The fear of transfer of Palestinians haunts Jordan to this very day and may well explain the repeated warnings of Hussein's son and heir, King Abdullah of Jordan, of an impending Arab-Israel war unless there is an urgent Israeli-Palestinian settlement. This time Abdullah fears that if Israeli cities and hinterland were to be attacked by missiles from Syria, by the Hamas in Gaza and by Hezbollah in Lebanon, as an act of desperation, it will not hesitate to expel the Palestinian population from Gaza and the West Bank even at the price of scuttling the peace treaties that Israel has signed with Egypt and Jordan.

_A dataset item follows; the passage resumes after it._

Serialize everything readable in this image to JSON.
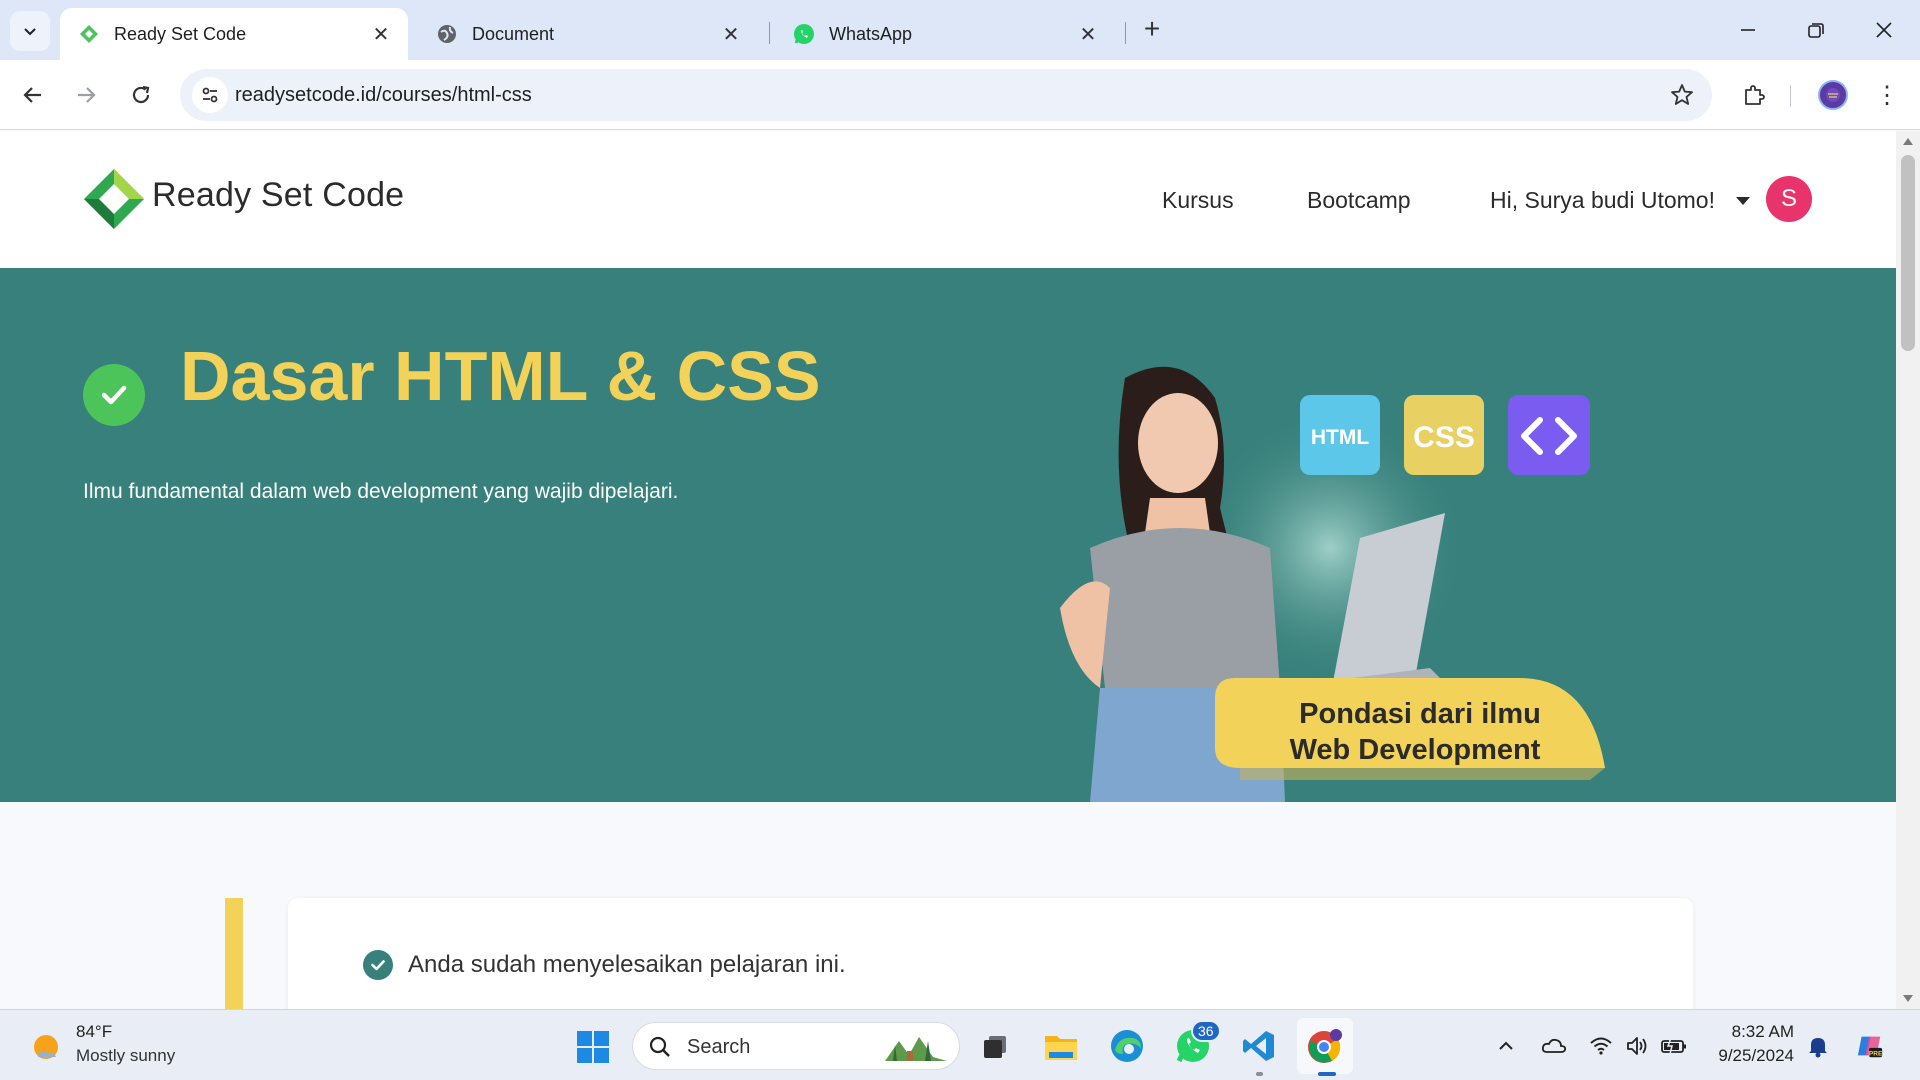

Such thoughts may well have been on the mind of King Hussein when he repeatedly warned Israel's leaders of an impending war in the spring and fall of 1973. Wisely, he stayed out of that war, barring a token participation of some of his armour on the Golan front, but only after warning the Israelis in advance and asking for their forgiveness and understanding. The fact that he did not open a third front against Israel in the Yom Kippur War was seen by Israel as a huge favour that allowed them to concentrate on pushing back the Syrians on the Golan Heights and crossing the Suez Canal barely nine days after the start of the war.
Meron Medzini is a visiting professor of Israeli studies at the Rothberg International School of the Hebrew University of Jerusalem. At the time of this particular meeting, he was the Director of the Israel Government Press Office in Jerusalem and ex-officio the spokesman of the bureau of Prime Minister Golda Meir. Mail
The views expressed here are those of the author and do not necessarily reflect the views/positions of the MEI@ND.